Nandalal attended an interaction programme about Dalit rights and particularly about the problems with the Balighare system. He was encouraged to become an entrepreneur but to continue using his traditional blacksmithing skills. He was given help in producing a business plan for his enterprise, as well as a loan from the programme fund to run his new business. This programme enables him to continue to make good quality agricultural tools such as spades, axes, and knives but has broadened his horizon and thinking as he now sells them directly at the district centre in Dhadingbesi.
Working in this way he has gradually gained confidence and his business now makes a profit. He is proud and happy to be able to continue using his traditional occupation and skills. Now he is in control of his work and the selling of his products. He has stopped working under the Balighare system.
As a direct result of this, Nandalal now sends all four of his children (three daughters and a son) to school. His eldest daughter, Sita is currently in grade 10 and studying for her SLC (school leaving certificate), which is an important education milestone. Nandalal is now able to afford Sita’s additional classes in preparation for her SLC exams as well as normal school expenses. We wait to hear how well Sita does in her exams.
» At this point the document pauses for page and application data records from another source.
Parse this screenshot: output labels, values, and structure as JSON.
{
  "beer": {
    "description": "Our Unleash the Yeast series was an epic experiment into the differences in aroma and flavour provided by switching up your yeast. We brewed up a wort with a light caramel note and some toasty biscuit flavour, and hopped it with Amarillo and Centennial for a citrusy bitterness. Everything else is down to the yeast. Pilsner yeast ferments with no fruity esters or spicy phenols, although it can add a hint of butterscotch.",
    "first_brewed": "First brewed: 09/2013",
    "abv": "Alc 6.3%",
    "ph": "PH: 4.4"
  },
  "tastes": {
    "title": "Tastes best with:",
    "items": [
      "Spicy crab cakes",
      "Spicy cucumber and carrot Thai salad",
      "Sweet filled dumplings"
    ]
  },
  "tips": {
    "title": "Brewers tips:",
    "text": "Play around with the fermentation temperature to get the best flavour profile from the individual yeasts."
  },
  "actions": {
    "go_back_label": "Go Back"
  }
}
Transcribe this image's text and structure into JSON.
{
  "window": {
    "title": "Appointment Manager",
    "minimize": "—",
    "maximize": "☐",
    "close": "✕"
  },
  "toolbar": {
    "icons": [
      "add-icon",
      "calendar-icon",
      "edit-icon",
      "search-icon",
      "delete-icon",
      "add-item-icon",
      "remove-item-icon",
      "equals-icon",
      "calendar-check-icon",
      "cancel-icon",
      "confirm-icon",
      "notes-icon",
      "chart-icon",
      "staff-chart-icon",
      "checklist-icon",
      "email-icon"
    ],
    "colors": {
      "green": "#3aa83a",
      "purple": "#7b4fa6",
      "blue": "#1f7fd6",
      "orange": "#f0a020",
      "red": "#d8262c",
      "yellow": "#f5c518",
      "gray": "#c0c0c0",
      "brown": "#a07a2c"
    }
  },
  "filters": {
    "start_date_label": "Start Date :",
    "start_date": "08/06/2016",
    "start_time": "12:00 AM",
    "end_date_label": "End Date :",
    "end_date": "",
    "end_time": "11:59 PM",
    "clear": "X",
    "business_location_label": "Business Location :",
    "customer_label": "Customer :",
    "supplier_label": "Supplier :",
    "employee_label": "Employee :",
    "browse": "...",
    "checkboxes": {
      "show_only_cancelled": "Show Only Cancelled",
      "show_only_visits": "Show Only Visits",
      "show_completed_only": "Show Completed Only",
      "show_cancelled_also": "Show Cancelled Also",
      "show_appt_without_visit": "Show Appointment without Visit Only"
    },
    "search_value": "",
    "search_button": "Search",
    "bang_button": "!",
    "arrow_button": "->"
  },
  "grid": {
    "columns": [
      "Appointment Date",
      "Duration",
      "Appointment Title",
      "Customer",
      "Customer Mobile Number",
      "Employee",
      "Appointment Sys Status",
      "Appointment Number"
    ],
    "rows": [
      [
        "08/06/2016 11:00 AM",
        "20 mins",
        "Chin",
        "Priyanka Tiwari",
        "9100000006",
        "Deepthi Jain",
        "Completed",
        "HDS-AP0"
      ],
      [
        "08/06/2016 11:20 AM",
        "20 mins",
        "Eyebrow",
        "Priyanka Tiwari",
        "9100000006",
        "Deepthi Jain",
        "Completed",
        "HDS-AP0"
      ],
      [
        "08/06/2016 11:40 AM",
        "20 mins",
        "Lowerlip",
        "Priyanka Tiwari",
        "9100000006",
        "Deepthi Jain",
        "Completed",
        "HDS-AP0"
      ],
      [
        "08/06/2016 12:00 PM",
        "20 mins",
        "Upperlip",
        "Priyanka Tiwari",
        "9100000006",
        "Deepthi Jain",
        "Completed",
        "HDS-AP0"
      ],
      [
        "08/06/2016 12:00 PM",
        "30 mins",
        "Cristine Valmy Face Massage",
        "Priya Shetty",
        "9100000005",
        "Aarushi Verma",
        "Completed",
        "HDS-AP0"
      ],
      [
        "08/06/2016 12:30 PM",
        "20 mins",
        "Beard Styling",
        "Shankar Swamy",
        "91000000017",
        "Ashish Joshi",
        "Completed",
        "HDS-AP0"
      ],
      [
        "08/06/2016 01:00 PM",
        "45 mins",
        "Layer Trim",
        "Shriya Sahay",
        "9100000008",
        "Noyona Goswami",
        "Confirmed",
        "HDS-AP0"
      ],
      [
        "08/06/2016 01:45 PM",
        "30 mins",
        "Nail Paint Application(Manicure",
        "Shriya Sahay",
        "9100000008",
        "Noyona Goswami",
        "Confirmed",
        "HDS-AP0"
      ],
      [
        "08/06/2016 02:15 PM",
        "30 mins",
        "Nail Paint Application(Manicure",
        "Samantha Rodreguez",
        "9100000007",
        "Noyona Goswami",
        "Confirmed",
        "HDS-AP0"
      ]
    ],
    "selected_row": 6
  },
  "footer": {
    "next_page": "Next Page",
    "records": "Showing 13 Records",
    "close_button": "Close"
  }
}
Another important change is that Nandalal is an example to other Dalit households trapped in the Balighare system. He also tells all his friends of the change to his work, continuing to use his traditional skills but being in control of his employment and the market for his tools.